Craft focus in granite city

Family-owned Aberdeen bar has beer fans in its sights, as Graeme Murray reports

• Casc was opened in Aberdeen’s Merchant Quarter last December by the West family.

PAUL West admits he has “beers coming out of his ears” at one of Aberdeen’s newest bars.

Paul is owner of Casc (cigars, ales, Scotch and coffee), a recent addition to the city’s Merchant Quarter which stocks more than 240 bottled beers.
The family-run bar opened in December after Paul, his father Bill and mother Brenda decided to tap into a growing demand for craft beer in the city.
Now it has an ever-growing selection of beers and ales, including 24 draught lines which are constantly on rotation.
Despite the bar’s name, though, none of its 24 beer lines feature cask ale, with the focus instead on keg and bottled beers. Examples of ales the bar has sold recently include Siren Craft’s Limoncello IPA; Burning Sky’s Devil’s Rest IPA; Moor Beer Co’s Old Freddy Walker; Lagunitas IPA; Salopian’s Sentinel; Redchurch’s Great Eastern IPA; and Kernel’s Citra Centenial Amarillo IPA.
The business, which also has a walk-in cigar humidor, was quick to recognise the explosion in craft beers and has, according to Paul, been reaping the benefits of the renewed interest in ale.

Kegs are better for practical reasons. Cask ales require a lot more attention.

Keg ales were the clear focus when launching the bar and were also Paul’s own personal taste.
“My preference is definitely for keg beers,” he said.
“Cask beers are much flatter and both my dad and I prefer beer with a bit of carbonation.
“Kegs are also better for practical reasons; cask beers require a lot more attention, although even with kegs we don’t tend to have them on for more than a week.
“My dad and I are very similar and we both really like good beer, but over the years our preference has been for kegs over cask and overall when we were launching the business we thought keg was a safer bet.”
When a draught line is finished it is immediately replenished with a different beer to ensure a constant variety of different beers is offered to the customer.
And it’s not all about draught beer and ales at Casc.

• On board: the vast range of bottled and keg beers Casc stocks are written on a chalkboard.

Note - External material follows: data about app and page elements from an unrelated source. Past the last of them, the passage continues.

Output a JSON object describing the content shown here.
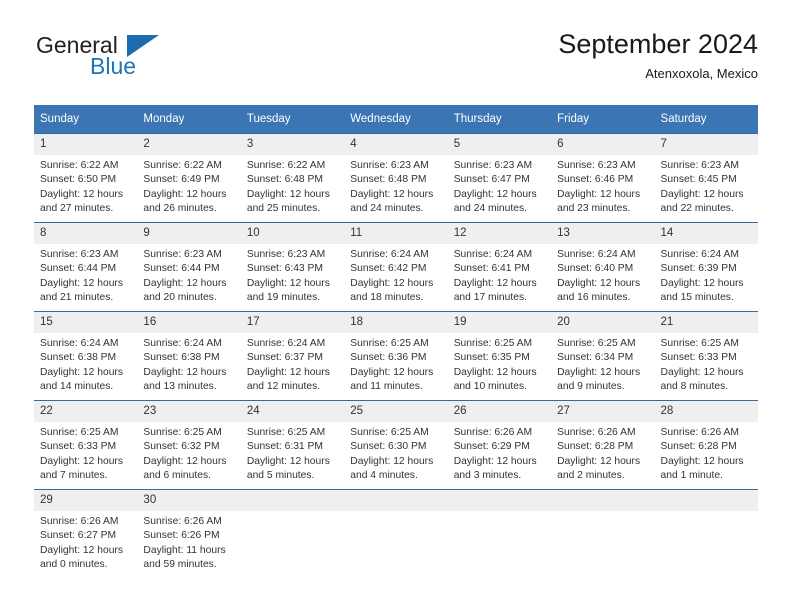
{
  "logo": {
    "text_primary": "General",
    "text_secondary": "Blue",
    "triangle_color": "#1b6cb0",
    "primary_color": "#231f20",
    "secondary_color": "#1b75bb"
  },
  "header": {
    "title": "September 2024",
    "subtitle": "Atenxoxola, Mexico"
  },
  "theme": {
    "header_row_bg": "#3b75b4",
    "header_row_text": "#ffffff",
    "daynum_bg": "#efefef",
    "cell_border": "#2e6da4"
  },
  "calendar": {
    "weekday_headers": [
      "Sunday",
      "Monday",
      "Tuesday",
      "Wednesday",
      "Thursday",
      "Friday",
      "Saturday"
    ],
    "weeks": [
      [
        {
          "day": "1",
          "sunrise": "Sunrise: 6:22 AM",
          "sunset": "Sunset: 6:50 PM",
          "daylight_line1": "Daylight: 12 hours",
          "daylight_line2": "and 27 minutes."
        },
        {
          "day": "2",
          "sunrise": "Sunrise: 6:22 AM",
          "sunset": "Sunset: 6:49 PM",
          "daylight_line1": "Daylight: 12 hours",
          "daylight_line2": "and 26 minutes."
        },
        {
          "day": "3",
          "sunrise": "Sunrise: 6:22 AM",
          "sunset": "Sunset: 6:48 PM",
          "daylight_line1": "Daylight: 12 hours",
          "daylight_line2": "and 25 minutes."
        },
        {
          "day": "4",
          "sunrise": "Sunrise: 6:23 AM",
          "sunset": "Sunset: 6:48 PM",
          "daylight_line1": "Daylight: 12 hours",
          "daylight_line2": "and 24 minutes."
        },
        {
          "day": "5",
          "sunrise": "Sunrise: 6:23 AM",
          "sunset": "Sunset: 6:47 PM",
          "daylight_line1": "Daylight: 12 hours",
          "daylight_line2": "and 24 minutes."
        },
        {
          "day": "6",
          "sunrise": "Sunrise: 6:23 AM",
          "sunset": "Sunset: 6:46 PM",
          "daylight_line1": "Daylight: 12 hours",
          "daylight_line2": "and 23 minutes."
        },
        {
          "day": "7",
          "sunrise": "Sunrise: 6:23 AM",
          "sunset": "Sunset: 6:45 PM",
          "daylight_line1": "Daylight: 12 hours",
          "daylight_line2": "and 22 minutes."
        }
      ],
      [
        {
          "day": "8",
          "sunrise": "Sunrise: 6:23 AM",
          "sunset": "Sunset: 6:44 PM",
          "daylight_line1": "Daylight: 12 hours",
          "daylight_line2": "and 21 minutes."
        },
        {
          "day": "9",
          "sunrise": "Sunrise: 6:23 AM",
          "sunset": "Sunset: 6:44 PM",
          "daylight_line1": "Daylight: 12 hours",
          "daylight_line2": "and 20 minutes."
        },
        {
          "day": "10",
          "sunrise": "Sunrise: 6:23 AM",
          "sunset": "Sunset: 6:43 PM",
          "daylight_line1": "Daylight: 12 hours",
          "daylight_line2": "and 19 minutes."
        },
        {
          "day": "11",
          "sunrise": "Sunrise: 6:24 AM",
          "sunset": "Sunset: 6:42 PM",
          "daylight_line1": "Daylight: 12 hours",
          "daylight_line2": "and 18 minutes."
        },
        {
          "day": "12",
          "sunrise": "Sunrise: 6:24 AM",
          "sunset": "Sunset: 6:41 PM",
          "daylight_line1": "Daylight: 12 hours",
          "daylight_line2": "and 17 minutes."
        },
        {
          "day": "13",
          "sunrise": "Sunrise: 6:24 AM",
          "sunset": "Sunset: 6:40 PM",
          "daylight_line1": "Daylight: 12 hours",
          "daylight_line2": "and 16 minutes."
        },
        {
          "day": "14",
          "sunrise": "Sunrise: 6:24 AM",
          "sunset": "Sunset: 6:39 PM",
          "daylight_line1": "Daylight: 12 hours",
          "daylight_line2": "and 15 minutes."
        }
      ],
      [
        {
          "day": "15",
          "sunrise": "Sunrise: 6:24 AM",
          "sunset": "Sunset: 6:38 PM",
          "daylight_line1": "Daylight: 12 hours",
          "daylight_line2": "and 14 minutes."
        },
        {
          "day": "16",
          "sunrise": "Sunrise: 6:24 AM",
          "sunset": "Sunset: 6:38 PM",
          "daylight_line1": "Daylight: 12 hours",
          "daylight_line2": "and 13 minutes."
        },
        {
          "day": "17",
          "sunrise": "Sunrise: 6:24 AM",
          "sunset": "Sunset: 6:37 PM",
          "daylight_line1": "Daylight: 12 hours",
          "daylight_line2": "and 12 minutes."
        },
        {
          "day": "18",
          "sunrise": "Sunrise: 6:25 AM",
          "sunset": "Sunset: 6:36 PM",
          "daylight_line1": "Daylight: 12 hours",
          "daylight_line2": "and 11 minutes."
        },
        {
          "day": "19",
          "sunrise": "Sunrise: 6:25 AM",
          "sunset": "Sunset: 6:35 PM",
          "daylight_line1": "Daylight: 12 hours",
          "daylight_line2": "and 10 minutes."
        },
        {
          "day": "20",
          "sunrise": "Sunrise: 6:25 AM",
          "sunset": "Sunset: 6:34 PM",
          "daylight_line1": "Daylight: 12 hours",
          "daylight_line2": "and 9 minutes."
        },
        {
          "day": "21",
          "sunrise": "Sunrise: 6:25 AM",
          "sunset": "Sunset: 6:33 PM",
          "daylight_line1": "Daylight: 12 hours",
          "daylight_line2": "and 8 minutes."
        }
      ],
      [
        {
          "day": "22",
          "sunrise": "Sunrise: 6:25 AM",
          "sunset": "Sunset: 6:33 PM",
          "daylight_line1": "Daylight: 12 hours",
          "daylight_line2": "and 7 minutes."
        },
        {
          "day": "23",
          "sunrise": "Sunrise: 6:25 AM",
          "sunset": "Sunset: 6:32 PM",
          "daylight_line1": "Daylight: 12 hours",
          "daylight_line2": "and 6 minutes."
        },
        {
          "day": "24",
          "sunrise": "Sunrise: 6:25 AM",
          "sunset": "Sunset: 6:31 PM",
          "daylight_line1": "Daylight: 12 hours",
          "daylight_line2": "and 5 minutes."
        },
        {
          "day": "25",
          "sunrise": "Sunrise: 6:25 AM",
          "sunset": "Sunset: 6:30 PM",
          "daylight_line1": "Daylight: 12 hours",
          "daylight_line2": "and 4 minutes."
        },
        {
          "day": "26",
          "sunrise": "Sunrise: 6:26 AM",
          "sunset": "Sunset: 6:29 PM",
          "daylight_line1": "Daylight: 12 hours",
          "daylight_line2": "and 3 minutes."
        },
        {
          "day": "27",
          "sunrise": "Sunrise: 6:26 AM",
          "sunset": "Sunset: 6:28 PM",
          "daylight_line1": "Daylight: 12 hours",
          "daylight_line2": "and 2 minutes."
        },
        {
          "day": "28",
          "sunrise": "Sunrise: 6:26 AM",
          "sunset": "Sunset: 6:28 PM",
          "daylight_line1": "Daylight: 12 hours",
          "daylight_line2": "and 1 minute."
        }
      ],
      [
        {
          "day": "29",
          "sunrise": "Sunrise: 6:26 AM",
          "sunset": "Sunset: 6:27 PM",
          "daylight_line1": "Daylight: 12 hours",
          "daylight_line2": "and 0 minutes."
        },
        {
          "day": "30",
          "sunrise": "Sunrise: 6:26 AM",
          "sunset": "Sunset: 6:26 PM",
          "daylight_line1": "Daylight: 11 hours",
          "daylight_line2": "and 59 minutes."
        },
        {
          "day": "",
          "sunrise": "",
          "sunset": "",
          "daylight_line1": "",
          "daylight_line2": ""
        },
        {
          "day": "",
          "sunrise": "",
          "sunset": "",
          "daylight_line1": "",
          "daylight_line2": ""
        },
        {
          "day": "",
          "sunrise": "",
          "sunset": "",
          "daylight_line1": "",
          "daylight_line2": ""
        },
        {
          "day": "",
          "sunrise": "",
          "sunset": "",
          "daylight_line1": "",
          "daylight_line2": ""
        },
        {
          "day": "",
          "sunrise": "",
          "sunset": "",
          "daylight_line1": "",
          "daylight_line2": ""
        }
      ]
    ]
  }
}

The venue’s fridges are packed with a wide variety of bottled beers, with the German beers said to be a particular favourite among Casc’s customers.
American craft beers are also hugely popular among craft aficionados exploring the drink’s origins, said Paul.
Others from different continents have been introduced by Paul and his father after sampling them during their travels.
“We’ve got about 240 bottled beers and we keep adding more every week,” said Paul.
The sheer range of beers now on the market – both in packaged and draught format – is testament to the growing number of new breweries springing up every week.
But Paul reckons the growth in the number of producers will begin to tail off.
“Craft beer has mainly been a good thing, but there have been negatives too,” he said.
“There have been more producers popping up and calling themselves breweries. But in the long run there will not be the same number and only the strong will survive.”
It’s not all about beer and ale at Casc, however.
In addition to the walk-in cigar humidor, Casc also has a vast array of single malt whiskies.
The two will soon be able to be enjoyed in an outside smoking shack specifically created for cigar smokers.
The popularity of the basement bar’s beers shows no signs of waning, however.
In addition to the German ales, Paul said blonde and wheat beers along with pale ales also attract a lot of attention.
“We’ve got the biggest German beer selection in Aberdeen and that is very popular,” said Paul.

There’s a lot of excellent Scottish breweries that have opened up.

“But if the staff recommend something we know customers will come back and order it again.
“American beers are popular because the craft scene started there and people know they are going to get good quality if they pick one.
“There’s a lot of new Scottish breweries which have opened up which have proved themselves to be excellent.
“We find that there’s a lot of interest in one-off beers.
“With some customers it doesn’t really matter what style it is, if people see that it’s limited edition, it will sell.”
Creating and expanding the bar’s vast selection of ales and whiskies, however, has not been cheap.
“We knew we had to spend a lot of money initially,” added Paul.
“Let’s just say we will be penniless for a while.”